**Working data:**
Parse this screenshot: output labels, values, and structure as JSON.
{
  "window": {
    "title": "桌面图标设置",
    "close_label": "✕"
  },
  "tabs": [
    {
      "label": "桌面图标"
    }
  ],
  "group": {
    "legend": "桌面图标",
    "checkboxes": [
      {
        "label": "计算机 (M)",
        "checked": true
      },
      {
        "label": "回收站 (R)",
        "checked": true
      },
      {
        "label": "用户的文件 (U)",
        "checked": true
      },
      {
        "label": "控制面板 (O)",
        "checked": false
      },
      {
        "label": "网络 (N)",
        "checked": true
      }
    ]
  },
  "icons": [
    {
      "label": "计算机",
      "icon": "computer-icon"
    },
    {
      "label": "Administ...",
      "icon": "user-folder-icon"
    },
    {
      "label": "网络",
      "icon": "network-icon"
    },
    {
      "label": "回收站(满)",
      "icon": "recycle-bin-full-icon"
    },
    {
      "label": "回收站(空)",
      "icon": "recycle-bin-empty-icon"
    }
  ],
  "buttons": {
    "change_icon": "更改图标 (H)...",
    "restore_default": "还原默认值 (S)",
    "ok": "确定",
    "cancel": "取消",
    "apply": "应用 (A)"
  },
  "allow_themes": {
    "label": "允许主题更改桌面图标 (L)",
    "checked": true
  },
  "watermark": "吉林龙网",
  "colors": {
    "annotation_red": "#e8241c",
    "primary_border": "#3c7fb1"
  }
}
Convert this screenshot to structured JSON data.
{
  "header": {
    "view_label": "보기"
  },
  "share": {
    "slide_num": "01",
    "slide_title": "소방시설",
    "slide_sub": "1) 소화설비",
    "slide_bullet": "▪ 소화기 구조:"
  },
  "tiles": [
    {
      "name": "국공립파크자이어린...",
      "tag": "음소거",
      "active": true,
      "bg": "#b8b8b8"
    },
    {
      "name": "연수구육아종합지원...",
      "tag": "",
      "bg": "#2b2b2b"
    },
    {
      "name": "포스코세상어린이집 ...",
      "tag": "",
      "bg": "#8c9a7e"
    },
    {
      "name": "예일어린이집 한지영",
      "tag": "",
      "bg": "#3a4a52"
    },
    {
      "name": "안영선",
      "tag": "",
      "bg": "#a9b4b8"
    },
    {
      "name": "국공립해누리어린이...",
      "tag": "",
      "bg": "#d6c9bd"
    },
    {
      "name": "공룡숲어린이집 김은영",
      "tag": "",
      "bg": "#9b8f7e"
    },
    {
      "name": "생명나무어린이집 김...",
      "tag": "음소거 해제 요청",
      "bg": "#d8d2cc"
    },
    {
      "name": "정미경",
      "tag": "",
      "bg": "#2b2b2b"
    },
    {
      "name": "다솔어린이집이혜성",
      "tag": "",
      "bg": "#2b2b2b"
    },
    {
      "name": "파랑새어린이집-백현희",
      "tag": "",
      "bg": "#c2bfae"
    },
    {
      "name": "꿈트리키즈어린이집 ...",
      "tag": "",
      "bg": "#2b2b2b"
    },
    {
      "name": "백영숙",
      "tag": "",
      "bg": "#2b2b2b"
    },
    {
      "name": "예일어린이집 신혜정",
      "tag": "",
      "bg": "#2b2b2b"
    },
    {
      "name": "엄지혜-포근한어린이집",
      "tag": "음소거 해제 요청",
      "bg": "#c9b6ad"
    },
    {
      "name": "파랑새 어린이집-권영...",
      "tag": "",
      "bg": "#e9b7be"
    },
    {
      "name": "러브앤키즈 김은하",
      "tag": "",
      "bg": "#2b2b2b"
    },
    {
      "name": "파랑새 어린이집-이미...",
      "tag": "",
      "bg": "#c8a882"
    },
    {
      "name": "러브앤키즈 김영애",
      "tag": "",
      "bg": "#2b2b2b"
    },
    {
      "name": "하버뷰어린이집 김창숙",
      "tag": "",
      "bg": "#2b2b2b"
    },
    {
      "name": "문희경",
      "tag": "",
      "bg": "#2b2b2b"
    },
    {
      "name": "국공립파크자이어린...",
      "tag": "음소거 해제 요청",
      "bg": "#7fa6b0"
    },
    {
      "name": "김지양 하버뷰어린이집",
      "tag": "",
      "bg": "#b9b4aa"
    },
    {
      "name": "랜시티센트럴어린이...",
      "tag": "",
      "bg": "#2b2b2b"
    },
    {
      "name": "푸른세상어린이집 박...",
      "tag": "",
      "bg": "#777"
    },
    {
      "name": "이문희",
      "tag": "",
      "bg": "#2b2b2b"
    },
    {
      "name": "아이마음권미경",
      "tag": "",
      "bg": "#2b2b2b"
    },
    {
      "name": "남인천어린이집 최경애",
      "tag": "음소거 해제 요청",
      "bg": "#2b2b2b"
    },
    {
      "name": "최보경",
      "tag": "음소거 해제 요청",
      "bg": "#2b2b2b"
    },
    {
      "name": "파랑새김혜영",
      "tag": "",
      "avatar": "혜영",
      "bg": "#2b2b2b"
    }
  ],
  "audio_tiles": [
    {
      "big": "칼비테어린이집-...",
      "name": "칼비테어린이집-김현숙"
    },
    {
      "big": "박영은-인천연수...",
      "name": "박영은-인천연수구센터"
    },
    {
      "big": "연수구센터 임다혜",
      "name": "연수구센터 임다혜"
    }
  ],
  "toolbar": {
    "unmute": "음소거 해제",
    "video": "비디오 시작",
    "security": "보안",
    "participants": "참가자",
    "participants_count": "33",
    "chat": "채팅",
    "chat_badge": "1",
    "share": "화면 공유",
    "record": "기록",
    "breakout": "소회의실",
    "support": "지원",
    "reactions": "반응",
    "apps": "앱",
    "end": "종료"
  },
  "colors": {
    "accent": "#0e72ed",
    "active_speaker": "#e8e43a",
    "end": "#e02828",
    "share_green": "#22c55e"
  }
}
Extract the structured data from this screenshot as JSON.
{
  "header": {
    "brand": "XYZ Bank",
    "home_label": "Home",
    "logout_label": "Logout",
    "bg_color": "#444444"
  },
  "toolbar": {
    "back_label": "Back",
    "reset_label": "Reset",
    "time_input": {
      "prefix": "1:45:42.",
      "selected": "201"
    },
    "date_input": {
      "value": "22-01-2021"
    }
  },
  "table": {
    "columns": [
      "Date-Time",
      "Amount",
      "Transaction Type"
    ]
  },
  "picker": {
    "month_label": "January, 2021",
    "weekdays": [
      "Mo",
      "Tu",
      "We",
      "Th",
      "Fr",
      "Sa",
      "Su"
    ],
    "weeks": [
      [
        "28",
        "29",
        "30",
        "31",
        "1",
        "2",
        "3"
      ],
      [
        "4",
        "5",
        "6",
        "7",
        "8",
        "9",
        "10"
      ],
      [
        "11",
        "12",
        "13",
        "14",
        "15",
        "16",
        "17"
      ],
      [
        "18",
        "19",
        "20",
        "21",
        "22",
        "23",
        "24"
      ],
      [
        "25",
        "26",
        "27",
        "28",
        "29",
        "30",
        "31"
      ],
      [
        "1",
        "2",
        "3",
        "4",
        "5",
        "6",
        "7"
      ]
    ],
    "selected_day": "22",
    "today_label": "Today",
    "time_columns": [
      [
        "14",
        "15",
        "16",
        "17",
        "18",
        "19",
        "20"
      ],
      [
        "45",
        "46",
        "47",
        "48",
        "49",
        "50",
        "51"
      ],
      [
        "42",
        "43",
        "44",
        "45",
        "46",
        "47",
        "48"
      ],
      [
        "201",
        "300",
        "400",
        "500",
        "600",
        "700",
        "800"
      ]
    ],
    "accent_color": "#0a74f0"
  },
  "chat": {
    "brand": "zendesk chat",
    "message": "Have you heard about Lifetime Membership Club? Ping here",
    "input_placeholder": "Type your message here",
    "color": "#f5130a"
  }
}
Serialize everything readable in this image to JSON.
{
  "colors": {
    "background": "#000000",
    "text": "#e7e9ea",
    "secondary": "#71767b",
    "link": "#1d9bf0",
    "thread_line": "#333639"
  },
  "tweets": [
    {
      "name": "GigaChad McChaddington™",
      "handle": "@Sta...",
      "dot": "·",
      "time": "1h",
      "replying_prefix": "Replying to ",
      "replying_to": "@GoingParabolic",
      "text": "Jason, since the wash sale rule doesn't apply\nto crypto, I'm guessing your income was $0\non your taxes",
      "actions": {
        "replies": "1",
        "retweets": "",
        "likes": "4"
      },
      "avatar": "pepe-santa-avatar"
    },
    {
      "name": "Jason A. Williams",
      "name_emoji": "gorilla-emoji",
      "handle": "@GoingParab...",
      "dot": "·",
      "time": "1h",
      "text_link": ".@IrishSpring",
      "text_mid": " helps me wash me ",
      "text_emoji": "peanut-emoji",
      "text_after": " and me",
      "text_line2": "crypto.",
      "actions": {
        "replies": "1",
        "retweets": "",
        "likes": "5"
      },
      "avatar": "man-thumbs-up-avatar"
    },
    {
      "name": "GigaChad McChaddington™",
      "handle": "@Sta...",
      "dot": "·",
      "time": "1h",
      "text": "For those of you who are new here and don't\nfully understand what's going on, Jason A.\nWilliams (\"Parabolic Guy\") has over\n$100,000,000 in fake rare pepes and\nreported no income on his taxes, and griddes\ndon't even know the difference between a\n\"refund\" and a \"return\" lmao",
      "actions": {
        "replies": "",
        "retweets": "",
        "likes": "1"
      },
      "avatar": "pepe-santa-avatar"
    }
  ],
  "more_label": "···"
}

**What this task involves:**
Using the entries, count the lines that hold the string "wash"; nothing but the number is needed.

**Result for this exercise:**
2